EventBus has the effect of forcing the developer to define all the events used by their application as Classes in the system (you can send any object as a message). This can be helpful in that it forces a clear definition of the message for each event. But it feels a little un-java-like in the sense that a message in Java is usually thought of as a combination of the method name and the method parameters. In EventBus the method name in the listener is irrelevant to the meaning of the message, and only one parameter is allowed in the `Subscribe` methods which is the Event instance. This overloads the parameter to contain both the data required by the `Subscribe` method and also to contain the meaning of the message. It also produces packing and unpacking boilerplate code, each send has to package the message up into the Event object and each `Subscribe` method has to unpackage the Event object.

Dynamic dispatch

EventBus events are delivered according to the runtime type of the event (similar to the way exceptions are caught). This allows `Subscribe` methods to be very specific about only responding to the exact even they are interested in, but it can make it a little difficult to reason about whether a particular call to post will cause a particular `Subscribe` method to be invoked.

Contest – concurrent testing using junit

Inspired by imunit I have put up a very early version of a concurrent testing library for junit which allows you to test your thread-safe objects with multiple execution schedules.
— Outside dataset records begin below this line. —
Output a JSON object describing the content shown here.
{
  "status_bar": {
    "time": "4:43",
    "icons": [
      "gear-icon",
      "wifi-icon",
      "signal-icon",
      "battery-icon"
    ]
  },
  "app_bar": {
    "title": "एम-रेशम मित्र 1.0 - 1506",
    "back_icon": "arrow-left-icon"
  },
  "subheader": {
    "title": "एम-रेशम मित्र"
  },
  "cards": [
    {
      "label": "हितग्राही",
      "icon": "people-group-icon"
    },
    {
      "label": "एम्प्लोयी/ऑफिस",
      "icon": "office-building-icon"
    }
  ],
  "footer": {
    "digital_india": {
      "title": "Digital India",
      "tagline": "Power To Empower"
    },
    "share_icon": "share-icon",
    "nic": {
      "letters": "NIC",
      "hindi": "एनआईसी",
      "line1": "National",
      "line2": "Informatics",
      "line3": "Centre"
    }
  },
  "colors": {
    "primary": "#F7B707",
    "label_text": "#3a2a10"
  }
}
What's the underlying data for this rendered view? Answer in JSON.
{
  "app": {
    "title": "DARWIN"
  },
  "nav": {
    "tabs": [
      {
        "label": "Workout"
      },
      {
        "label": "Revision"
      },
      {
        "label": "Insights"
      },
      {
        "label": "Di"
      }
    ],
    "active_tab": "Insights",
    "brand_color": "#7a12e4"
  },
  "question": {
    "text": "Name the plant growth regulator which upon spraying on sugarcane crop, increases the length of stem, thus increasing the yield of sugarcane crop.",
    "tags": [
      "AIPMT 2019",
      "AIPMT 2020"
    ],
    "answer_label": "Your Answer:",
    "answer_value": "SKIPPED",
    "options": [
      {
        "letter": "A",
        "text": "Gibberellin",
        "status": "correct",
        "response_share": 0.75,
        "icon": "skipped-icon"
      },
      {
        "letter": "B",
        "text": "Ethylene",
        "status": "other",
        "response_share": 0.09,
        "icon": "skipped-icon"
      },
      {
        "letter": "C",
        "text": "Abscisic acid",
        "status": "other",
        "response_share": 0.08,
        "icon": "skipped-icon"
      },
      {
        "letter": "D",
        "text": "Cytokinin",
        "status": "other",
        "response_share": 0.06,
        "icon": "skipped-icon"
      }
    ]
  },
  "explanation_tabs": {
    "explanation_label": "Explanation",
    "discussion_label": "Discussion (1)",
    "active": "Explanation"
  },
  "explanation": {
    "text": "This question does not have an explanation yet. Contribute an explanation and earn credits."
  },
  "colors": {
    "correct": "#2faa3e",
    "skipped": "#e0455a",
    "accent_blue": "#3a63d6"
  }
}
You can specify constraints on each schedule which contest will enforce – if the test progresses the execution schedule will meet the constraint (at the moment contest doesn’t detect impossible schedules or runtime deadlocks).

Tests look like this:

@Test @Schedules({
                when = AddAddRemove.class,
                then = SizeIsOne.class),
                when = AddRemoveAdd.class,
                then = SizeIsOne.class),
                when = RemoveAddAdd.class,
                then = SizeIsTwo.class)
}) public void twoAddsOneRemove()
    context.checking(new TestRun() {

The following is a schedule constraint read as “Action FirstAdd happens before action Remove, and action SecondAdd also happens before action Remove“.

class AddAddRemove extends BaseSchedule

Theories are defined like this (using hamcrest matchers):

class SizeIsOne extends BaseTheory
         asserting(that(multiset).size(), equalTo(1));

Get it from maven central: